Hunker may earn compensation through affiliate links in this story.

Things You'll Need

  • Bucket

  • 2 cups hydrogen peroxide

  • 2 tbsp. ammonia

  • Sawdust

  • Hose

  • Dishwashing detergent

  • Scrub brush

  • Broom

  • Dust pan


Sweep or pick up acorns as they fall to prevent stain buildup. If the stain is fresh, scrub it with the peroxide and ammonia mix without the sawdust. Rinse with the hose or absorb the mixture with sawdust before sweeping it up.

Ripe acorns that drop to the ground can leave stains on your driveway.

Organic, tannin-based stains commonly occur on concrete driveways when dry leaves, nuts or acorns fall and are left to sit on the surface. The brownish discoloration left when these natural items are finally removed are formed as a result of the tannin in the organic matter. Acorn stains needn't leave a permanent mark on your driveway. When proper supplies and techniques are used, the stains can be fully removed from the concrete surface.

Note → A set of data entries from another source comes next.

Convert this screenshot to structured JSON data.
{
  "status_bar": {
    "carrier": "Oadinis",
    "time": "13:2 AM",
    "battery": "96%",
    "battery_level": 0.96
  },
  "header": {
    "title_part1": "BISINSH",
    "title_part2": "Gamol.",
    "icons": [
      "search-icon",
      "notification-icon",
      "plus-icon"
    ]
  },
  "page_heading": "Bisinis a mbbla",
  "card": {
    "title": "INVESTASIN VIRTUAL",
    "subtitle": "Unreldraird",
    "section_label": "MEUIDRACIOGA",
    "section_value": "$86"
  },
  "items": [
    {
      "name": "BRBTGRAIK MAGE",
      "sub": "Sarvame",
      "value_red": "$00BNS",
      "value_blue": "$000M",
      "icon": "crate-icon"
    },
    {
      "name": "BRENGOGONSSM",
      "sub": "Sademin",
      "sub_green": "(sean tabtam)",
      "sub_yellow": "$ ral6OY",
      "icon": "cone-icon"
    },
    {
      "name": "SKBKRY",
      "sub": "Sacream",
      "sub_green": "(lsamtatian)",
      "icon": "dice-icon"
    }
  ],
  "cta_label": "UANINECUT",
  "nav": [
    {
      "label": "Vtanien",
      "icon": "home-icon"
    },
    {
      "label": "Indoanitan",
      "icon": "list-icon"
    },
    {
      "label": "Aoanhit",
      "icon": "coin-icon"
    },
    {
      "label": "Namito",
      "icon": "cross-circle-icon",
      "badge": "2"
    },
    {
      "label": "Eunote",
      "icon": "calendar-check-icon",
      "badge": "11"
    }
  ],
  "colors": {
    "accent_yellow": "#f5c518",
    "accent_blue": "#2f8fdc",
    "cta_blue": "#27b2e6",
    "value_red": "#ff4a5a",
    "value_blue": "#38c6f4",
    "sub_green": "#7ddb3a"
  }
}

Step 1

Pour 2 cups of hydrogen peroxide into a bucket. Add 2 tbsp. of ammonia. Stir in enough sawdust to make a thick paste.

Step 2

Spread the paste over the acorn stains on the concrete surface. Allow the paste to dry so it can lift the stains. Remove the dried paste and discard.

Step 3

Mild dishwashing detergent helps safely lift stains from concrete.

Wet the concrete with the garden hose. Add a squirt of dishwashing detergent to the surface and work into a lather by scrubbing the concrete with a scrub brush.


Step 4

Cover the soapy lather with sawdust to absorb the soap and water, rather than having to rinse it into the grass or garden. Sweep up the sawdust to remove the soap solution.

Step 5

Rinse the concrete with the garden hose to remove remaining sawdust. Allow the driveway to air dry.



Mary Ylisela

Mary Ylisela is a former teacher with a Bachelor of Arts in elementary education and mathematics. She has been a writer since 1996, specializing in business, fitness and education. Prior to teaching, Ylisela worked as a certified fitness instructor and a small-business owner.